**Required work:**
Which lines of the data include the string "Customs"? List them all.

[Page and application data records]
- - - - - - -

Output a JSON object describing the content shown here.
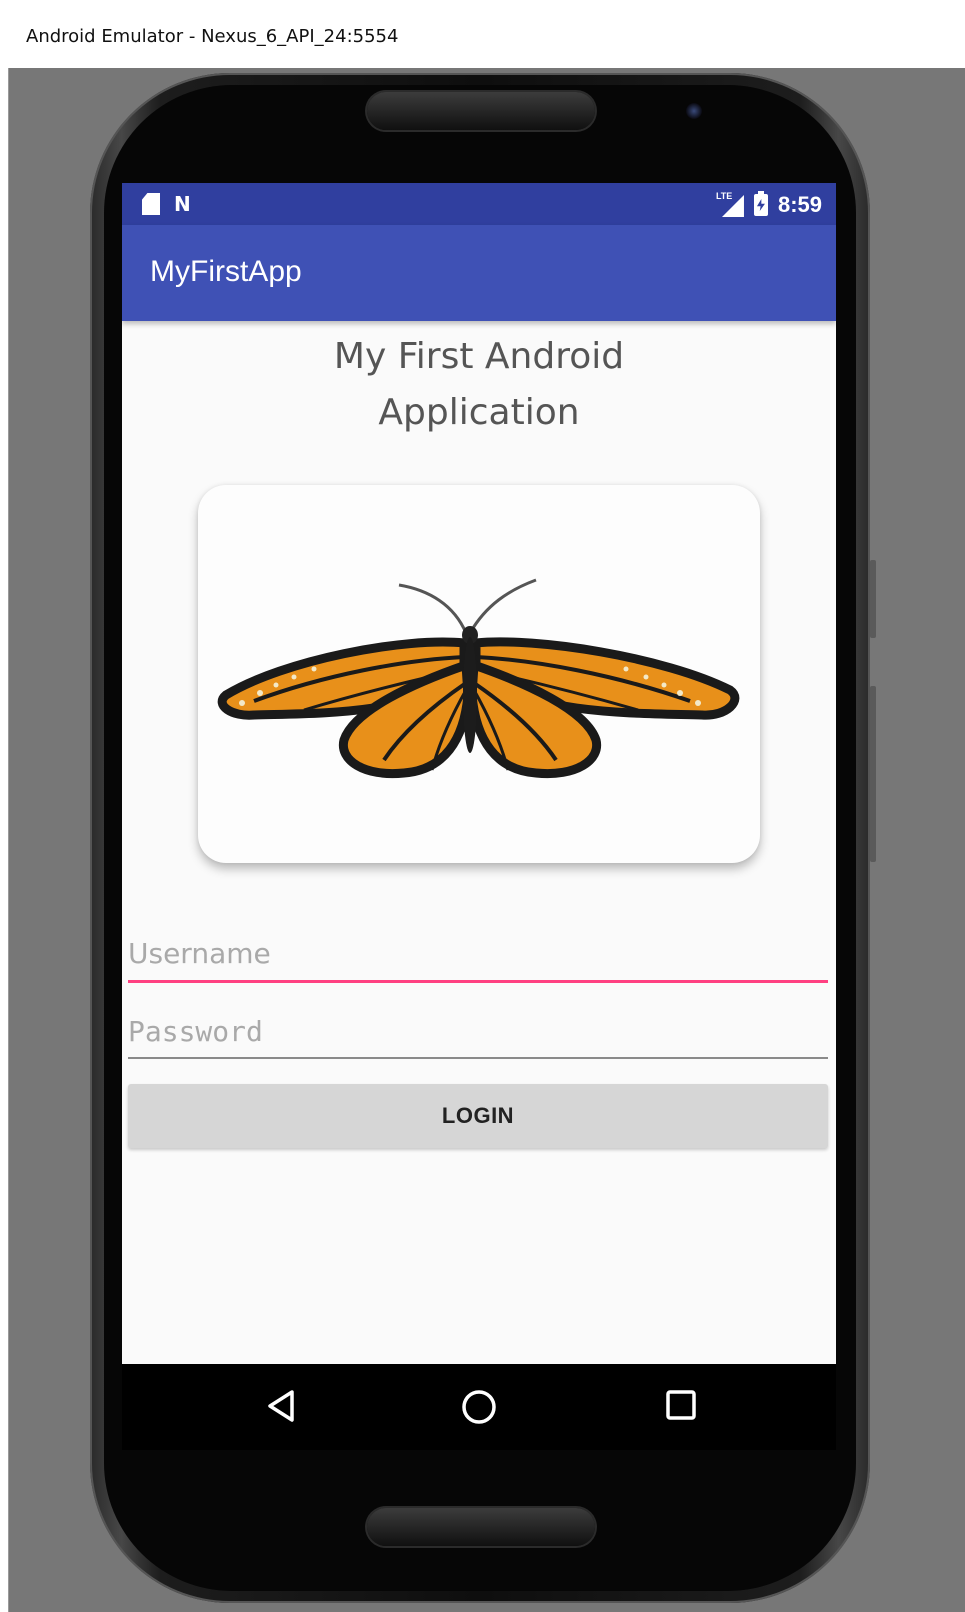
{
  "window": {
    "title": "Android Emulator - Nexus_6_API_24:5554"
  },
  "status_bar": {
    "time": "8:59",
    "network_label": "LTE",
    "icons": [
      "sd-card-icon",
      "n-notification-icon",
      "lte-signal-icon",
      "battery-charging-icon"
    ]
  },
  "app_bar": {
    "title": "MyFirstApp"
  },
  "main": {
    "heading_line1": "My First Android",
    "heading_line2": "Application",
    "image": "monarch-butterfly",
    "username_placeholder": "Username",
    "password_placeholder": "Password",
    "login_label": "LOGIN"
  },
  "nav_bar": {
    "icons": [
      "back-icon",
      "home-icon",
      "recents-icon"
    ]
  },
  "colors": {
    "status_bar": "#303f9f",
    "app_bar": "#3f51b5",
    "accent": "#ff4081",
    "button": "#d6d6d6"
  }
}
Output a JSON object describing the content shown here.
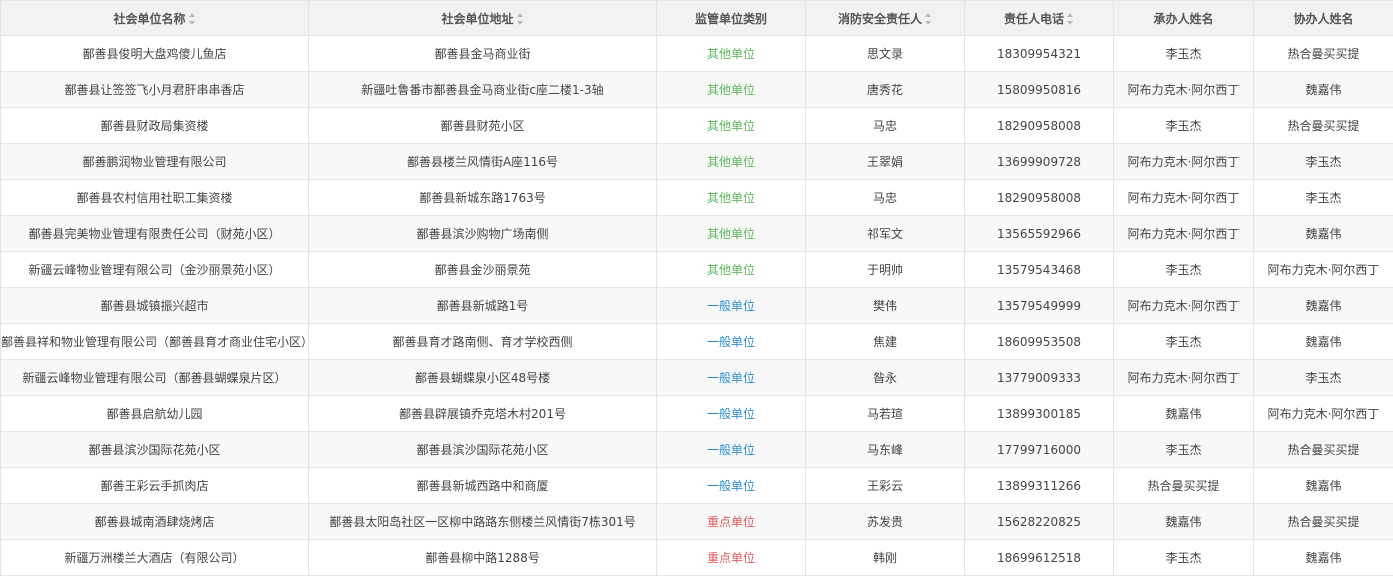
{
  "colors": {
    "other_unit": "#5cb85c",
    "general_unit": "#2a8fd0",
    "key_unit": "#e05a5a"
  },
  "table": {
    "headers": [
      {
        "label": "社会单位名称",
        "sortable": true,
        "icon": "sort-icon"
      },
      {
        "label": "社会单位地址",
        "sortable": true,
        "icon": "sort-icon"
      },
      {
        "label": "监管单位类别",
        "sortable": false
      },
      {
        "label": "消防安全责任人",
        "sortable": true,
        "icon": "sort-icon"
      },
      {
        "label": "责任人电话",
        "sortable": true,
        "icon": "sort-icon"
      },
      {
        "label": "承办人姓名",
        "sortable": false
      },
      {
        "label": "协办人姓名",
        "sortable": false
      }
    ],
    "rows": [
      {
        "name": "鄯善县俊明大盘鸡傻儿鱼店",
        "address": "鄯善县金马商业街",
        "category": "其他单位",
        "category_type": "other",
        "person": "思文录",
        "phone": "18309954321",
        "handler": "李玉杰",
        "assistant": "热合曼买买提"
      },
      {
        "name": "鄯善县让签签飞小月君肝串串香店",
        "address": "新疆吐鲁番市鄯善县金马商业街c座二楼1-3轴",
        "category": "其他单位",
        "category_type": "other",
        "person": "唐秀花",
        "phone": "15809950816",
        "handler": "阿布力克木·阿尔西丁",
        "assistant": "魏嘉伟"
      },
      {
        "name": "鄯善县财政局集资楼",
        "address": "鄯善县财苑小区",
        "category": "其他单位",
        "category_type": "other",
        "person": "马忠",
        "phone": "18290958008",
        "handler": "李玉杰",
        "assistant": "热合曼买买提"
      },
      {
        "name": "鄯善鹏润物业管理有限公司",
        "address": "鄯善县楼兰风情街A座116号",
        "category": "其他单位",
        "category_type": "other",
        "person": "王翠娟",
        "phone": "13699909728",
        "handler": "阿布力克木·阿尔西丁",
        "assistant": "李玉杰"
      },
      {
        "name": "鄯善县农村信用社职工集资楼",
        "address": "鄯善县新城东路1763号",
        "category": "其他单位",
        "category_type": "other",
        "person": "马忠",
        "phone": "18290958008",
        "handler": "阿布力克木·阿尔西丁",
        "assistant": "李玉杰"
      },
      {
        "name": "鄯善县完美物业管理有限责任公司（财苑小区）",
        "address": "鄯善县滨沙购物广场南侧",
        "category": "其他单位",
        "category_type": "other",
        "person": "祁军文",
        "phone": "13565592966",
        "handler": "阿布力克木·阿尔西丁",
        "assistant": "魏嘉伟"
      },
      {
        "name": "新疆云峰物业管理有限公司（金沙丽景苑小区）",
        "address": "鄯善县金沙丽景苑",
        "category": "其他单位",
        "category_type": "other",
        "person": "于明帅",
        "phone": "13579543468",
        "handler": "李玉杰",
        "assistant": "阿布力克木·阿尔西丁"
      },
      {
        "name": "鄯善县城镇振兴超市",
        "address": "鄯善县新城路1号",
        "category": "一般单位",
        "category_type": "general",
        "person": "樊伟",
        "phone": "13579549999",
        "handler": "阿布力克木·阿尔西丁",
        "assistant": "魏嘉伟"
      },
      {
        "name": "鄯善县祥和物业管理有限公司（鄯善县育才商业住宅小区）",
        "address": "鄯善县育才路南侧、育才学校西侧",
        "category": "一般单位",
        "category_type": "general",
        "person": "焦建",
        "phone": "18609953508",
        "handler": "李玉杰",
        "assistant": "魏嘉伟"
      },
      {
        "name": "新疆云峰物业管理有限公司（鄯善县蝴蝶泉片区）",
        "address": "鄯善县蝴蝶泉小区48号楼",
        "category": "一般单位",
        "category_type": "general",
        "person": "昝永",
        "phone": "13779009333",
        "handler": "阿布力克木·阿尔西丁",
        "assistant": "李玉杰"
      },
      {
        "name": "鄯善县启航幼儿园",
        "address": "鄯善县辟展镇乔克塔木村201号",
        "category": "一般单位",
        "category_type": "general",
        "person": "马若瑄",
        "phone": "13899300185",
        "handler": "魏嘉伟",
        "assistant": "阿布力克木·阿尔西丁"
      },
      {
        "name": "鄯善县滨沙国际花苑小区",
        "address": "鄯善县滨沙国际花苑小区",
        "category": "一般单位",
        "category_type": "general",
        "person": "马东峰",
        "phone": "17799716000",
        "handler": "李玉杰",
        "assistant": "热合曼买买提"
      },
      {
        "name": "鄯善王彩云手抓肉店",
        "address": "鄯善县新城西路中和商厦",
        "category": "一般单位",
        "category_type": "general",
        "person": "王彩云",
        "phone": "13899311266",
        "handler": "热合曼买买提",
        "assistant": "魏嘉伟"
      },
      {
        "name": "鄯善县城南酒肆烧烤店",
        "address": "鄯善县太阳岛社区一区柳中路路东侧楼兰风情街7栋301号",
        "category": "重点单位",
        "category_type": "key",
        "person": "苏发贵",
        "phone": "15628220825",
        "handler": "魏嘉伟",
        "assistant": "热合曼买买提"
      },
      {
        "name": "新疆万洲楼兰大酒店（有限公司）",
        "address": "鄯善县柳中路1288号",
        "category": "重点单位",
        "category_type": "key",
        "person": "韩刚",
        "phone": "18699612518",
        "handler": "李玉杰",
        "assistant": "魏嘉伟"
      }
    ]
  }
}
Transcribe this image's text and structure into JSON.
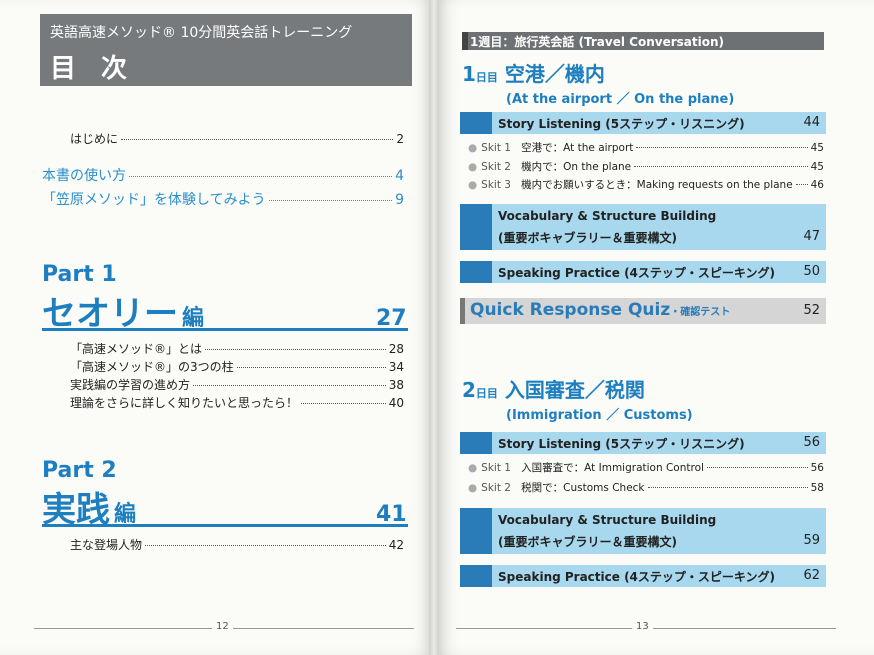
{
  "left": {
    "header_sub": "英語高速メソッド® 10分間英会話トレーニング",
    "header_title": "目 次",
    "entries": [
      {
        "title": "はじめに",
        "page": "2"
      },
      {
        "title": "本書の使い方",
        "page": "4"
      },
      {
        "title": "「笠原メソッド」を体験してみよう",
        "page": "9"
      }
    ],
    "part1": {
      "label": "Part 1",
      "title": "セオリー",
      "hen": "編",
      "page": "27",
      "items": [
        {
          "title": "「高速メソッド®」とは",
          "page": "28"
        },
        {
          "title": "「高速メソッド®」の3つの柱",
          "page": "34"
        },
        {
          "title": "実践編の学習の進め方",
          "page": "38"
        },
        {
          "title": "理論をさらに詳しく知りたいと思ったら！",
          "page": "40"
        }
      ]
    },
    "part2": {
      "label": "Part 2",
      "title": "実践",
      "hen": "編",
      "page": "41",
      "items": [
        {
          "title": "主な登場人物",
          "page": "42"
        }
      ]
    },
    "page_number": "12"
  },
  "right": {
    "week_header": "1週目：旅行英会話 (Travel Conversation)",
    "day1": {
      "num": "1",
      "day": "日目",
      "title": "空港／機内",
      "subtitle": "(At the airport ／ On the plane)",
      "story": {
        "label": "Story Listening (5ステップ・リスニング)",
        "page": "44"
      },
      "skits": [
        {
          "skit": "Skit 1",
          "title": "空港で：At the airport",
          "page": "45"
        },
        {
          "skit": "Skit 2",
          "title": "機内で：On the plane",
          "page": "45"
        },
        {
          "skit": "Skit 3",
          "title": "機内でお願いするとき：Making requests on the plane",
          "page": "46"
        }
      ],
      "vocab": {
        "label1": "Vocabulary & Structure Building",
        "label2": "(重要ボキャブラリー＆重要構文)",
        "page": "47"
      },
      "speaking": {
        "label": "Speaking Practice (4ステップ・スピーキング)",
        "page": "50"
      }
    },
    "quiz": {
      "label": "Quick Response Quiz",
      "label_small": "・確認テスト",
      "page": "52"
    },
    "day2": {
      "num": "2",
      "day": "日目",
      "title": "入国審査／税関",
      "subtitle": "(Immigration ／ Customs)",
      "story": {
        "label": "Story Listening (5ステップ・リスニング)",
        "page": "56"
      },
      "skits": [
        {
          "skit": "Skit 1",
          "title": "入国審査で：At Immigration Control",
          "page": "56"
        },
        {
          "skit": "Skit 2",
          "title": "税関で：Customs Check",
          "page": "58"
        }
      ],
      "vocab": {
        "label1": "Vocabulary & Structure Building",
        "label2": "(重要ボキャブラリー＆重要構文)",
        "page": "59"
      },
      "speaking": {
        "label": "Speaking Practice (4ステップ・スピーキング)",
        "page": "62"
      }
    },
    "page_number": "13"
  }
}
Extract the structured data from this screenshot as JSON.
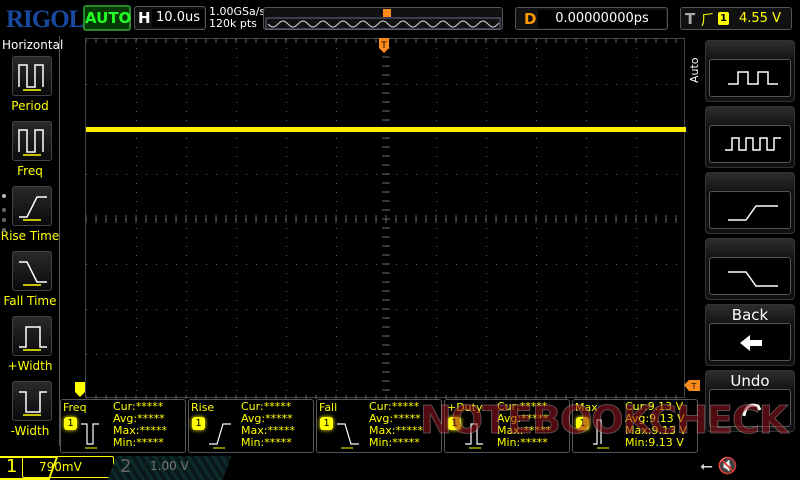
{
  "header": {
    "logo": "RIGOL",
    "run_mode": "AUTO",
    "timebase_key": "H",
    "timebase": "10.0us",
    "sample_rate": "1.00GSa/s",
    "memory_depth": "120k pts",
    "delay_key": "D",
    "delay": "0.00000000ps",
    "trigger_key": "T",
    "trigger_edge": "rising-edge-icon",
    "trigger_channel": "1",
    "trigger_level": "4.55 V"
  },
  "left_menu": {
    "title": "Horizontal",
    "items": [
      {
        "label": "Period"
      },
      {
        "label": "Freq"
      },
      {
        "label": "Rise Time"
      },
      {
        "label": "Fall Time"
      },
      {
        "label": "+Width"
      },
      {
        "label": "-Width"
      }
    ]
  },
  "right_menu": {
    "tab": "Auto",
    "items": [
      {
        "label": ""
      },
      {
        "label": ""
      },
      {
        "label": ""
      },
      {
        "label": ""
      },
      {
        "label": "Back"
      },
      {
        "label": "Undo"
      }
    ]
  },
  "measurements": [
    {
      "name": "Freq",
      "ch": "1",
      "cur": "Cur:*****",
      "avg": "Avg:*****",
      "max": "Max:*****",
      "min": "Min:*****"
    },
    {
      "name": "Rise",
      "ch": "1",
      "cur": "Cur:*****",
      "avg": "Avg:*****",
      "max": "Max:*****",
      "min": "Min:*****"
    },
    {
      "name": "Fall",
      "ch": "1",
      "cur": "Cur:*****",
      "avg": "Avg:*****",
      "max": "Max:*****",
      "min": "Min:*****"
    },
    {
      "name": "+Duty",
      "ch": "1",
      "cur": "Cur:*****",
      "avg": "Avg:*****",
      "max": "Max:*****",
      "min": "Min:*****"
    },
    {
      "name": "Max",
      "ch": "1",
      "cur": "Cur:9.13 V",
      "avg": "Avg:9.13 V",
      "max": "Max:9.13 V",
      "min": "Min:9.13 V"
    }
  ],
  "channels": [
    {
      "num": "1",
      "scale": "790mV",
      "color": "#ffff00"
    },
    {
      "num": "2",
      "scale": "1.00 V",
      "color": "#777777"
    }
  ],
  "watermark": "NOTEBOOKCHECK",
  "colors": {
    "ch1": "#ffff00",
    "trigger": "#ff8c1a",
    "auto": "#22ff22",
    "logo": "#1a4aa0"
  }
}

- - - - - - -

**Answer to this problem:**
      "subtitle": "(Immigration ／ Customs)",
          "title": "税関で：Customs Check",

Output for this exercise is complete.